# TASK BRIEF
Within the data below, copy each line where the string "Jiangsu" is found.

----- DATASET CONTENT -----

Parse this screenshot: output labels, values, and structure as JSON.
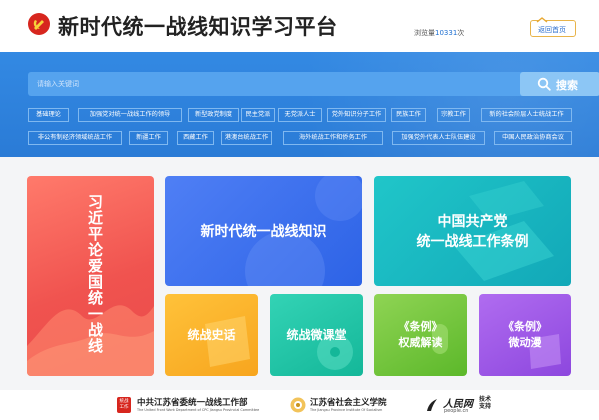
{
  "header": {
    "title": "新时代统一战线知识学习平台",
    "views_label": "浏览量",
    "views_count": "10331",
    "views_unit": "次",
    "home_label": "返回首页"
  },
  "search": {
    "placeholder": "请输入关键词",
    "button_label": "搜索"
  },
  "tags": [
    "基础理论",
    "加强党对统一战线工作的领导",
    "新型政党制度",
    "民主党派",
    "无党派人士",
    "党外知识分子工作",
    "民族工作",
    "宗教工作",
    "新的社会阶层人士统战工作",
    "非公有制经济领域统战工作",
    "新疆工作",
    "西藏工作",
    "港澳台统战工作",
    "海外统战工作和侨务工作",
    "加强党外代表人士队伍建设",
    "中国人民政治协商会议"
  ],
  "cards": {
    "vertical": "习近平论爱国统一战线",
    "knowledge": "新时代统一战线知识",
    "rules_line1": "中国共产党",
    "rules_line2": "统一战线工作条例",
    "history": "统战史话",
    "micro": "统战微课堂",
    "authority_line1": "《条例》",
    "authority_line2": "权威解读",
    "anime_line1": "《条例》",
    "anime_line2": "微动漫"
  },
  "footer": {
    "org1_badge_top": "统战",
    "org1_badge_bottom": "工作",
    "org1_name": "中共江苏省委统一战线工作部",
    "org1_sub": "The United Front Work Department of CPC Jiangsu Provincial Committee",
    "org2_name": "江苏省社会主义学院",
    "org2_sub": "The Jiangsu Province Institute Of Socialism",
    "org3_name": "人民网",
    "org3_domain": "people.cn",
    "org3_support": "技术支持"
  },
  "colors": {
    "brand_blue": "#2e82de",
    "accent_red": "#f0534f",
    "title_text": "#222222",
    "view_count": "#1e6fd1"
  }
}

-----

# PROBLEM SOLUTION
    "org1_sub": "The United Front Work Department of CPC Jiangsu Provincial Committee",
    "org2_sub": "The Jiangsu Province Institute Of Socialism",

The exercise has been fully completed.